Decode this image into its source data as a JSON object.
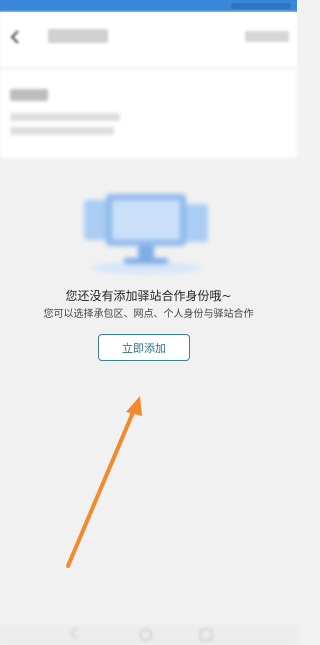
{
  "empty_state": {
    "title": "您还没有添加驿站合作身份哦~",
    "subtitle": "您可以选择承包区、网点、个人身份与驿站合作",
    "add_button_label": "立即添加"
  },
  "icons": {
    "back": "back-arrow-icon",
    "illustration": "computer-empty-illustration",
    "annotation": "orange-arrow-annotation",
    "nav_back": "nav-back-icon",
    "nav_home": "nav-home-icon",
    "nav_recent": "nav-recent-icon"
  },
  "colors": {
    "status_bar": "#3a86d8",
    "button_border": "#3c7f99",
    "annotation_arrow": "#f28a2e",
    "illustration": "#8fb9ec"
  }
}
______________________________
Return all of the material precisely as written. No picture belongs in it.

Decode this image into its source data as a JSON object.
{
  "empty_state": {
    "title": "您还没有添加驿站合作身份哦~",
    "subtitle": "您可以选择承包区、网点、个人身份与驿站合作",
    "add_button_label": "立即添加"
  },
  "icons": {
    "back": "back-arrow-icon",
    "illustration": "computer-empty-illustration",
    "annotation": "orange-arrow-annotation",
    "nav_back": "nav-back-icon",
    "nav_home": "nav-home-icon",
    "nav_recent": "nav-recent-icon"
  },
  "colors": {
    "status_bar": "#3a86d8",
    "button_border": "#3c7f99",
    "annotation_arrow": "#f28a2e",
    "illustration": "#8fb9ec"
  }
}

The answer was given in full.